- It gives too much discretion to the EPA – Repealing the implied corn mandate does nothing to hinder EPA’s ability to illegally promote cellulosic or advanced biofuels. The EPA mandated refiners to produce unrealistic amounts of cellulosic. In 2010, when refiners could not reach EPA’s impossible goal to blend millions of gallons of nonexistent cellulosic biofuel, the refiners took EPA to court and won. The D.C. Circuit Court found that EPA’s actions violated the law. This, coupled with the fact that the EPA has not set RFS volume standards for 2014 or 2015, proves that the EPA cannot be trusted to regulate renewable fuel standards.
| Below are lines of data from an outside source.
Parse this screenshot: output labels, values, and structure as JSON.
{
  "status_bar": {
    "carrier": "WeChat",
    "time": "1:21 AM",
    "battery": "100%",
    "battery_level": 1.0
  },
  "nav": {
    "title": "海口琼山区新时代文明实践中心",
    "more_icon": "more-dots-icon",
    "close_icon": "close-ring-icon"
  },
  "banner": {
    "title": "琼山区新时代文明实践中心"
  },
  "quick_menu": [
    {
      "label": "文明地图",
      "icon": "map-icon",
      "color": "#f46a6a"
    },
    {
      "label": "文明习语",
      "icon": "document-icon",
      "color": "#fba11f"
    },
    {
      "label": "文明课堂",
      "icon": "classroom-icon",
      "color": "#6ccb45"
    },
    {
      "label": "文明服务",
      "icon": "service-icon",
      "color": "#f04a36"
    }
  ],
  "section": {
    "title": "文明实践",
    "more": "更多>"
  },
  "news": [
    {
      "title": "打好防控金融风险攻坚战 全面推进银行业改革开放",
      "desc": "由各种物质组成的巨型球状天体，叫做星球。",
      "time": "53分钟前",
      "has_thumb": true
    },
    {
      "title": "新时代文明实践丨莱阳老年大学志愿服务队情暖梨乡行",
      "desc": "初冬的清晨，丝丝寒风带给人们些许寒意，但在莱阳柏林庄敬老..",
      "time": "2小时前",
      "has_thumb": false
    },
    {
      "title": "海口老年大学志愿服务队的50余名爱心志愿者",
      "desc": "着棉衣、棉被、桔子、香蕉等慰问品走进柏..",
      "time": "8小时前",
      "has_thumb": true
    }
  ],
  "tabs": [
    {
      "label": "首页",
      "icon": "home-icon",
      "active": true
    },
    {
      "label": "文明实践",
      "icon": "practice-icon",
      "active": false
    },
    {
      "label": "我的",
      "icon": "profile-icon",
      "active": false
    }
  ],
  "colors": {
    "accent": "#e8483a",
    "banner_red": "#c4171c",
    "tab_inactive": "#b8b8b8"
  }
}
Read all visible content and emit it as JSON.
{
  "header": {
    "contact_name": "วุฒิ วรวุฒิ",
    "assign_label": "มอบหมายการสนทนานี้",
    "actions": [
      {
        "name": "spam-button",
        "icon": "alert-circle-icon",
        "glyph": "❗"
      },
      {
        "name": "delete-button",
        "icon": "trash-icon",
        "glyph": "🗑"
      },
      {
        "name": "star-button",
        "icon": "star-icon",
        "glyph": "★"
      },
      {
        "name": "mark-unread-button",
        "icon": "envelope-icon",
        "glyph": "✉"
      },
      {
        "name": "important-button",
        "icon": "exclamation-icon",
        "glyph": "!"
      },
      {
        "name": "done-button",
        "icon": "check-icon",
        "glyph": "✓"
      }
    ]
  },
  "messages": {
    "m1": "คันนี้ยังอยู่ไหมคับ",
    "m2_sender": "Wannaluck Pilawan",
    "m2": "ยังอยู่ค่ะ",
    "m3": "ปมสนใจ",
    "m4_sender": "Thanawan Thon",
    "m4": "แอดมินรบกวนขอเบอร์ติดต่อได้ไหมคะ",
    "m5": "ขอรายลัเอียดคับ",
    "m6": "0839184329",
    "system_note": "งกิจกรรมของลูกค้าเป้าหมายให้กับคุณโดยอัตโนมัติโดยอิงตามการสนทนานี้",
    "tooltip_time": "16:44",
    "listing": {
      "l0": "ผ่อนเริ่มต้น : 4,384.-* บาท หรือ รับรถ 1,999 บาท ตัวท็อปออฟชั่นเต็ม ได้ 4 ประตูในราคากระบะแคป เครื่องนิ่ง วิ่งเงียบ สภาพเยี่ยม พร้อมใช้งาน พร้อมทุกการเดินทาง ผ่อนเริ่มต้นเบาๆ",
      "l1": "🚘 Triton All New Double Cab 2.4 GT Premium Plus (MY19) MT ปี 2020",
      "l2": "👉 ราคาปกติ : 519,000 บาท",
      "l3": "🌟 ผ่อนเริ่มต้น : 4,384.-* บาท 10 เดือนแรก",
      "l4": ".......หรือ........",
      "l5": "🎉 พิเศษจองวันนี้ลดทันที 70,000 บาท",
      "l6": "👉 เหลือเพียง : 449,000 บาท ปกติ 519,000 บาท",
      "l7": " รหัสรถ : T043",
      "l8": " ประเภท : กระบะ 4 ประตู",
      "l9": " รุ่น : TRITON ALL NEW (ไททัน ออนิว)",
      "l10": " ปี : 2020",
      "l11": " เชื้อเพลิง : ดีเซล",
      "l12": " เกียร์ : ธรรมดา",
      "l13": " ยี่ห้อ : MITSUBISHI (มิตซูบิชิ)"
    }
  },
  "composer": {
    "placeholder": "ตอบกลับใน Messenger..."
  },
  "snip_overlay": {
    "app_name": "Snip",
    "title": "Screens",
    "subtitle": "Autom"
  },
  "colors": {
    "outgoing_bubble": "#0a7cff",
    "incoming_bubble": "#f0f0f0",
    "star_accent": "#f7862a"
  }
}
Additionally, when the programs volume levels expire in 2022 the EPA can continue to run the program as it sees fit.
- It allows the EPA to inflate “advanced biofuel” numbers with accounting gimmicks – In the face of nonexistent cellulosic production, the EPA simply redefined what constitutes “cellulosic” to include certain types of compressed natural gas, liquefied natural gas, and electricity. This redefinition defies the intent of the law, which is to blend more renewable fuel into gasoline. It is physically impossible to blend CNG, LNG, and electricity into gasoline, which means refiners are simply buying credits to comply with the law on paper without actually increasing the supply of renewable fuel. Failing to repeal the entire RFS would allow the EPA to continue this illegal practice.
- The proposal to base the cellulosic mandate on “actual” production does not solve the problem – The Goodlatte partial reform bill aims to set the required cellulosic volumes at the “actual” volumes from the previous year. The problem is, which level of production is the actual level? Depending on which EPA definition of cellulosic is used, the production level in 2014 was either 44,168 gallons or over 33 million gallons. Without significantly reigning in EPA’s authority, this provision will do little to protect consumers.
- It encourages inefficient ethanol trading – Another byproduct of the advanced biofuel mandate is the absurd Brazilian sugarcane/corn ethanol trade. In the name of reducing GHGs, the U.S. imports sugarcane from Brazil for use as an “advanced” biofuel and exports corn ethanol to replace it in Brazil. EPA does not account for these GHG emissions. This process only increases costs and overall energy used. Lastly, sugarcane ethanol is not an “advanced” fuel. It has been around since the 1920s.
- It moves the RFS toward a California-style Low Carbon Fuel Standard (LCFS) – Removing the corn-ethanol mandate simply makes the RFS more like California’s hugely expensive LCFS. One study determined that California’s LCFS could raise the price of a gallon of gas by over $2.50. Another study found that a potential Northeast/Mid-Atlantic LCFS would cost 147,000 jobs and lower the GDP by $27 billion. A corn-only repeal would pave the way for a national LCFS, which would cost Americans money at the pump and result in lost jobs.
To see a more detailed analysis regarding the problems with partial reform, see this post.
The American Energy Alliance urges Members to refrain from supporting HR 704 or S. 577 to partially repeal the RFS and instead co-sponsor HR 703 and any viable Senate companion to completely repeal the program. Co-sponsoring HR 703 will be calculated into a Member’s final overall score in the American Energy Alliance Scorecard.